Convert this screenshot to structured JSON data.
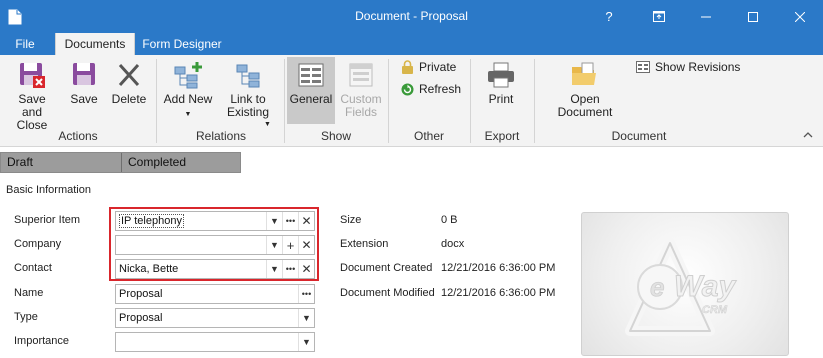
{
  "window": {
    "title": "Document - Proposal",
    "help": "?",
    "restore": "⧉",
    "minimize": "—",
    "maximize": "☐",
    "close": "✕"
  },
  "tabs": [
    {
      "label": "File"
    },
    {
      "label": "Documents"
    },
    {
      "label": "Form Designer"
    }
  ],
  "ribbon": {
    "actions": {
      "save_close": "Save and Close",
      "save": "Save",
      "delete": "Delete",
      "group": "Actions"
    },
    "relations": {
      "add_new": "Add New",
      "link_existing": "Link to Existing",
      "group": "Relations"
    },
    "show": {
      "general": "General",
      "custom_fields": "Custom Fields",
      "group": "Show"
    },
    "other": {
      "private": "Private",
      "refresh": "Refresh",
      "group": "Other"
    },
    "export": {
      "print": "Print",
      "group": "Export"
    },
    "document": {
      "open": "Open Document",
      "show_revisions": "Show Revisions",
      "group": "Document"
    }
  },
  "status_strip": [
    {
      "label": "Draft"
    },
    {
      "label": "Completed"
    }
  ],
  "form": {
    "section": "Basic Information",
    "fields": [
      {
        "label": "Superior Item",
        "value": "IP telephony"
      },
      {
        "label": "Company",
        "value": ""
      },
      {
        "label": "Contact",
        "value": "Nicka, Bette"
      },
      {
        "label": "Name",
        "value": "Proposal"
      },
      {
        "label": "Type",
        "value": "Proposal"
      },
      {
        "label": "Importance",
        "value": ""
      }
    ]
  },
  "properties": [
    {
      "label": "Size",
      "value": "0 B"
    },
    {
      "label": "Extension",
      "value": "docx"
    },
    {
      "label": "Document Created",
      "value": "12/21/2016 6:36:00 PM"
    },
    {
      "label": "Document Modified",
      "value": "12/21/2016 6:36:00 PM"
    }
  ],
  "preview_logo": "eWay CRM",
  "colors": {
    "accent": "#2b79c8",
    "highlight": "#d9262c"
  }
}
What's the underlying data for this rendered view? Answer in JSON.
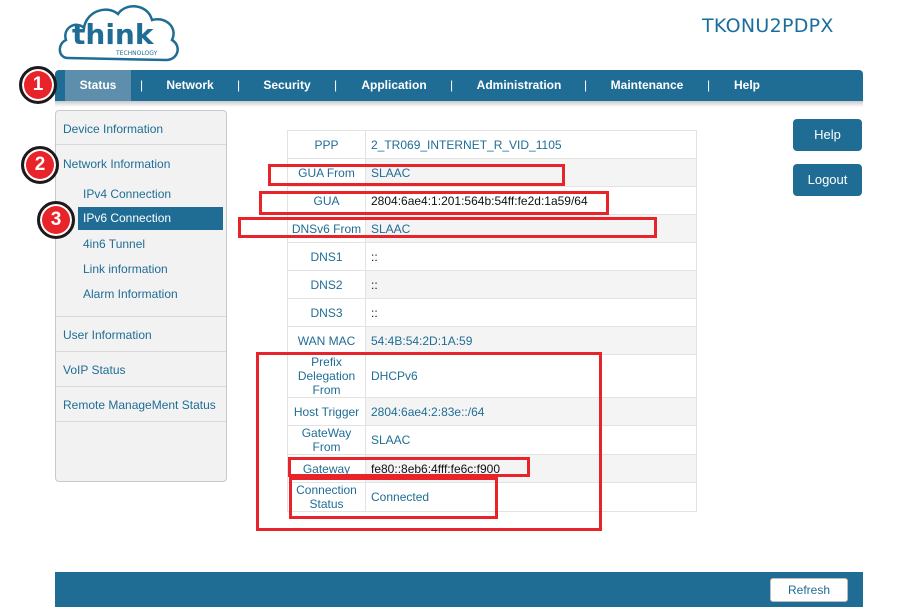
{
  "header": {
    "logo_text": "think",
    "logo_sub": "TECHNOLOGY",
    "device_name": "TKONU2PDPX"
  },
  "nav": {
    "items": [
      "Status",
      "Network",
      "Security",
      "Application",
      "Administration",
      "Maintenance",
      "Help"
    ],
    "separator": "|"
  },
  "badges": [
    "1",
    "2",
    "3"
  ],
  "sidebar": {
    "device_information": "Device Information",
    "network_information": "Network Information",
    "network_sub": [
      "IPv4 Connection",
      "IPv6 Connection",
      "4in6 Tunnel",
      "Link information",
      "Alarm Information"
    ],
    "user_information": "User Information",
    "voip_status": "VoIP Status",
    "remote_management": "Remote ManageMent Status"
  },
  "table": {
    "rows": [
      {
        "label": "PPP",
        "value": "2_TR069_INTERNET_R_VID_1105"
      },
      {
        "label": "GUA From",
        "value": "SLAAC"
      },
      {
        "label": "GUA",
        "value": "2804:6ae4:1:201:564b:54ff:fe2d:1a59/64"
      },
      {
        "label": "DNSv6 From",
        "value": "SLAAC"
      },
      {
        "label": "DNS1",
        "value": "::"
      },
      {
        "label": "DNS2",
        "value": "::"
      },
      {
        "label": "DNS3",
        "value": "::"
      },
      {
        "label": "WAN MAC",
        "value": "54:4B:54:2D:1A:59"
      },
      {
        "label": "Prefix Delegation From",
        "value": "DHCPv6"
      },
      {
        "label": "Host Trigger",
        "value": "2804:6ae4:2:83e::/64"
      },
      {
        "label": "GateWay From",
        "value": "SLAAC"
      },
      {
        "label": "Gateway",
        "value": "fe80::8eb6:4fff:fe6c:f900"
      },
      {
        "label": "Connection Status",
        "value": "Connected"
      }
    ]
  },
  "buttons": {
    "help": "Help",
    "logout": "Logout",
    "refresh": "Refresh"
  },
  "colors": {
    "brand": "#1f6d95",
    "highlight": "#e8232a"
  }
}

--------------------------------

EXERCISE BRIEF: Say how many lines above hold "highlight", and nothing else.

EXPECTED ANSWER: 2